Updated: Jul 17
The theatre or the basic listening-room is the final link in the audio chain leading to the musical and cinematic pleasures of a Home Cinema. To maximise the satisfaction serious listeners and cinema consultants go through a considerable trouble and expense in customising their ‘rooms’ acoustically. There are many, many variables and combinations in speakers and rooms that can affect what we hear.
While the room dimensions play an important role, it is true that a perfect cube or a long corridor make poor listening rooms - though there are many satisfactory shapes between these two extremes - the good thing is that almost any room can be made to sound good with the right kind of speakers’ selection, placement and acoustic treatment.
In the movie industry there are standards, contrary to the audio industry, and the ‘standards’ requires that the ‘listening-room’ be relatively dead or anechoic, so that the sense of ambience is provided by the multi channel sound track, which is reproduced through multiple speakers. The essence of a great Home Cinema is the dynamic range of the spatial experience.

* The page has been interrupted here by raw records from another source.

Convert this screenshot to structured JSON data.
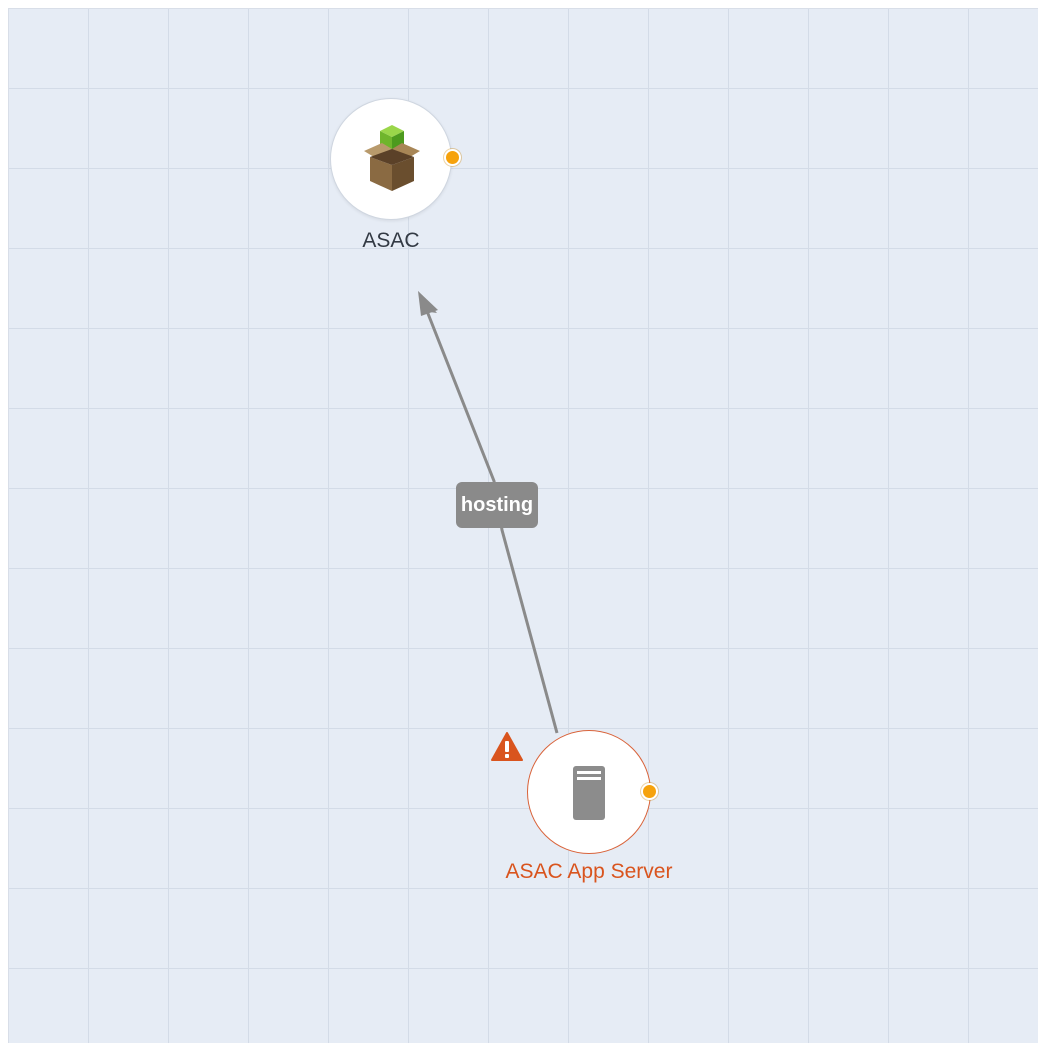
{
  "nodes": {
    "asac": {
      "label": "ASAC",
      "icon": "package-box-icon",
      "status_color": "#f6a20c"
    },
    "app_server": {
      "label": "ASAC App Server",
      "icon": "server-icon",
      "status_color": "#f6a20c",
      "warning_icon": "warning-triangle-icon"
    }
  },
  "edges": [
    {
      "from": "ASAC App Server",
      "to": "ASAC",
      "label": "hosting"
    }
  ],
  "colors": {
    "canvas_background": "#e6ecf5",
    "grid_line": "#d3dbe7",
    "edge": "#8a8a8a",
    "warning": "#d9541e"
  }
}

In today’s cinema - or, more generally, multichannel ensemble - the aim is to be transported to a war zone, a closet, a corridor, a stadium, or wherever the script dictates, including the night-club or a brothel. In addition, one can be a voyeuristic witness to intimate whispers with no ambience sound whatsoever. For all these sound simulations to be effective, the ‘listening-room’ reverberations (Echo) must not dominate.

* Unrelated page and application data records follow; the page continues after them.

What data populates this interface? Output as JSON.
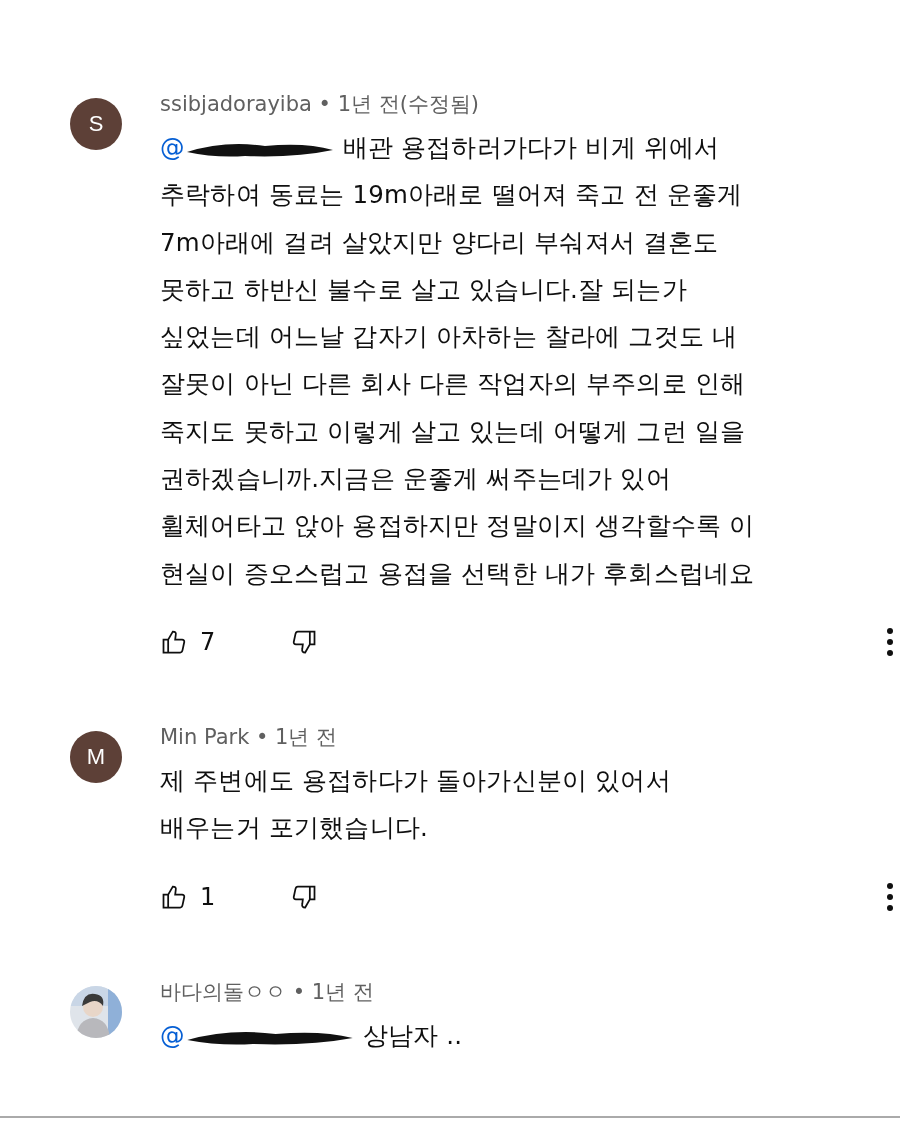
{
  "comments": [
    {
      "avatar": {
        "kind": "letter",
        "letter": "S",
        "color": "#5d4037"
      },
      "author": "ssibjadorayiba",
      "meta": " • 1년 전(수정됨)",
      "mention": "@",
      "lines": [
        "배관 용접하러가다가 비게 위에서",
        "추락하여 동료는 19m아래로 떨어져 죽고 전 운좋게",
        "7m아래에 걸려 살았지만 양다리 부숴져서 결혼도",
        "못하고 하반신 불수로 살고 있습니다.잘 되는가",
        "싶었는데 어느날 갑자기 아차하는 찰라에 그것도 내",
        "잘못이 아닌 다른 회사 다른 작업자의 부주의로 인해",
        "죽지도 못하고 이렇게 살고 있는데 어떻게 그런 일을",
        "권하겠습니까.지금은 운좋게 써주는데가 있어",
        "휠체어타고 앉아 용접하지만 정말이지 생각할수록 이",
        "현실이 증오스럽고 용접을 선택한 내가 후회스럽네요"
      ],
      "likes": "7"
    },
    {
      "avatar": {
        "kind": "letter",
        "letter": "M",
        "color": "#5d4037"
      },
      "author": "Min Park",
      "meta": " • 1년 전",
      "lines": [
        "제 주변에도 용접하다가 돌아가신분이 있어서",
        "배우는거 포기했습니다."
      ],
      "likes": "1"
    },
    {
      "avatar": {
        "kind": "picture"
      },
      "author": "바다의돌ㅇㅇ",
      "meta": " • 1년 전",
      "mention": "@",
      "lines": [
        "상남자 .."
      ]
    }
  ]
}
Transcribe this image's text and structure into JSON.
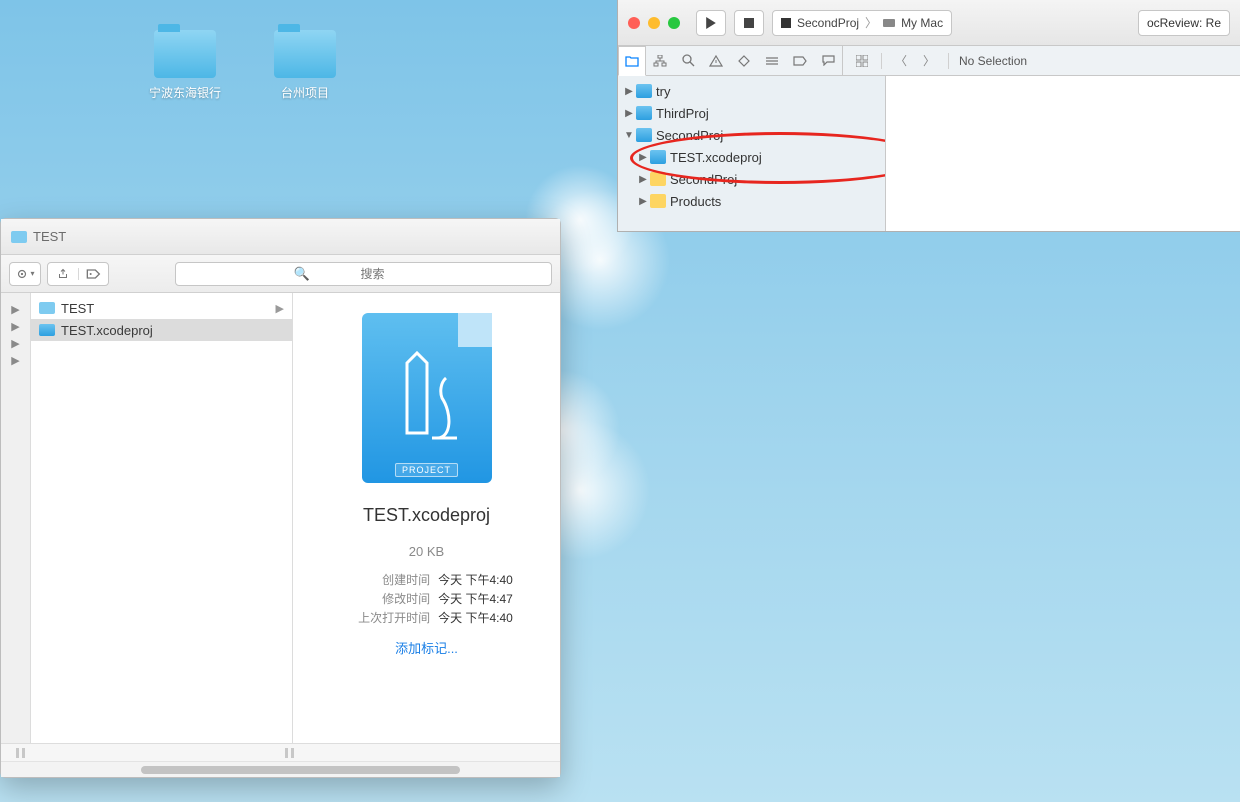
{
  "desktop": {
    "folder1": "宁波东海银行",
    "folder2": "台州项目"
  },
  "finder": {
    "title": "TEST",
    "search_placeholder": "搜索",
    "list": {
      "item0": "TEST",
      "item1": "TEST.xcodeproj"
    },
    "preview": {
      "badge": "PROJECT",
      "name": "TEST.xcodeproj",
      "size": "20 KB",
      "created_label": "创建时间",
      "created_value": "今天 下午4:40",
      "modified_label": "修改时间",
      "modified_value": "今天 下午4:47",
      "opened_label": "上次打开时间",
      "opened_value": "今天 下午4:40",
      "tags": "添加标记..."
    }
  },
  "xcode": {
    "scheme_proj": "SecondProj",
    "scheme_dest": "My Mac",
    "status": "ocReview: Re",
    "jump": {
      "no_selection": "No Selection"
    },
    "tree": {
      "n0": "try",
      "n1": "ThirdProj",
      "n2": "SecondProj",
      "n3": "TEST.xcodeproj",
      "n4": "SecondProj",
      "n5": "Products"
    }
  }
}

If the commercial acoustic material or devices - absorbers, diffusers, and so on - are well designed and effective at their intended task, the only issues then are the price and appearance. To have serious impact on reverberation, all-surface areas have to be covered. Small cushion-like devices are of little value for a multichannel system. The thicker the acoustical material, the more effective it is especially at low frequencies. But at the same time the high frequencies will die before reaching the last row ears starting from the front. Hence a gradual Controlled Sound Absorption is used judiciously, to ensure the high frequencies do not get absorbed before passing through each ear.

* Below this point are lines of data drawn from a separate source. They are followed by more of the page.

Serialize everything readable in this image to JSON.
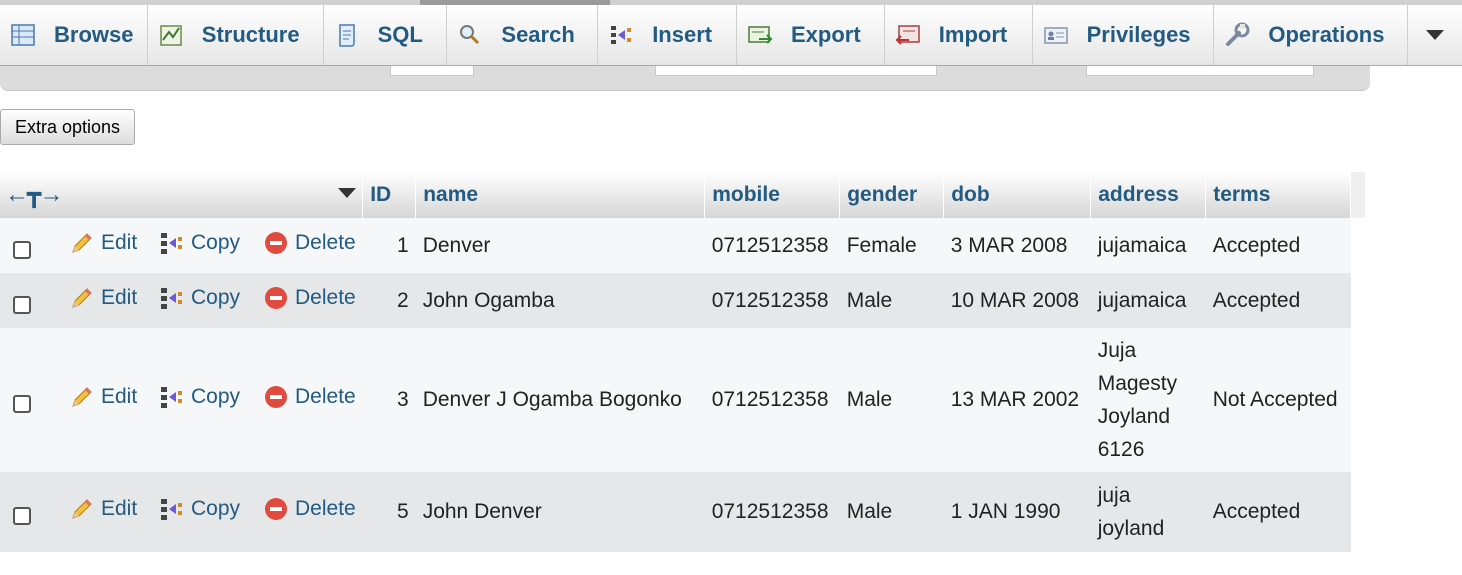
{
  "tabs": [
    {
      "label": "Browse",
      "icon": "browse-icon"
    },
    {
      "label": "Structure",
      "icon": "structure-icon"
    },
    {
      "label": "SQL",
      "icon": "sql-icon"
    },
    {
      "label": "Search",
      "icon": "search-icon"
    },
    {
      "label": "Insert",
      "icon": "insert-icon"
    },
    {
      "label": "Export",
      "icon": "export-icon"
    },
    {
      "label": "Import",
      "icon": "import-icon"
    },
    {
      "label": "Privileges",
      "icon": "privileges-icon"
    },
    {
      "label": "Operations",
      "icon": "operations-icon"
    }
  ],
  "extra_options_label": "Extra options",
  "table": {
    "columns": [
      "ID",
      "name",
      "mobile",
      "gender",
      "dob",
      "address",
      "terms"
    ],
    "action_labels": {
      "edit": "Edit",
      "copy": "Copy",
      "delete": "Delete"
    },
    "rows": [
      {
        "id": "1",
        "name": "Denver",
        "mobile": "0712512358",
        "gender": "Female",
        "dob": "3 MAR 2008",
        "address": [
          "jujamaica"
        ],
        "terms": "Accepted"
      },
      {
        "id": "2",
        "name": "John Ogamba",
        "mobile": "0712512358",
        "gender": "Male",
        "dob": "10 MAR 2008",
        "address": [
          "jujamaica"
        ],
        "terms": "Accepted"
      },
      {
        "id": "3",
        "name": "Denver J Ogamba Bogonko",
        "mobile": "0712512358",
        "gender": "Male",
        "dob": "13 MAR 2002",
        "address": [
          "Juja",
          "Magesty",
          "Joyland",
          "6126"
        ],
        "terms": "Not Accepted"
      },
      {
        "id": "5",
        "name": "John Denver",
        "mobile": "0712512358",
        "gender": "Male",
        "dob": "1 JAN 1990",
        "address": [
          "juja",
          "joyland"
        ],
        "terms": "Accepted"
      }
    ]
  },
  "colors": {
    "link": "#235a81",
    "row_odd": "#f6f7f8",
    "row_even": "#e6e7e8",
    "delete": "#e04a3f"
  }
}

Of all this advice, the over-riding recommendation is to be patient and leave the rest to your Home Cinema consultant. In the end, every room and every system will have its own character. The human brain is a wonderfully adaptive organ, and with a little time adjusts to the complex acoustical filter that a room amounts to.
Good luck and happy listening!
- Dr. Himanshu Kumar, Mentor, Mini Theaters India.